- INPUT FOR THIS TASK -
++++

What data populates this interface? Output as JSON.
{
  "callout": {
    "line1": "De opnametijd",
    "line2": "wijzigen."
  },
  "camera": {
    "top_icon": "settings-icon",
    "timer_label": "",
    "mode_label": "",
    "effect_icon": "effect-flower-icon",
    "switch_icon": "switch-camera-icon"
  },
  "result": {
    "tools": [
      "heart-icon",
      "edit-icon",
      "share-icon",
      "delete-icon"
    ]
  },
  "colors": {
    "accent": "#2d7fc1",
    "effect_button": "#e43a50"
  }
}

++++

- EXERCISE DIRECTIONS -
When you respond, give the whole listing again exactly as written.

- ANSWER -
What data populates this interface? Output as JSON.
{
  "callout": {
    "line1": "De opnametijd",
    "line2": "wijzigen."
  },
  "camera": {
    "top_icon": "settings-icon",
    "timer_label": "",
    "mode_label": "",
    "effect_icon": "effect-flower-icon",
    "switch_icon": "switch-camera-icon"
  },
  "result": {
    "tools": [
      "heart-icon",
      "edit-icon",
      "share-icon",
      "delete-icon"
    ]
  },
  "colors": {
    "accent": "#2d7fc1",
    "effect_button": "#e43a50"
  }
}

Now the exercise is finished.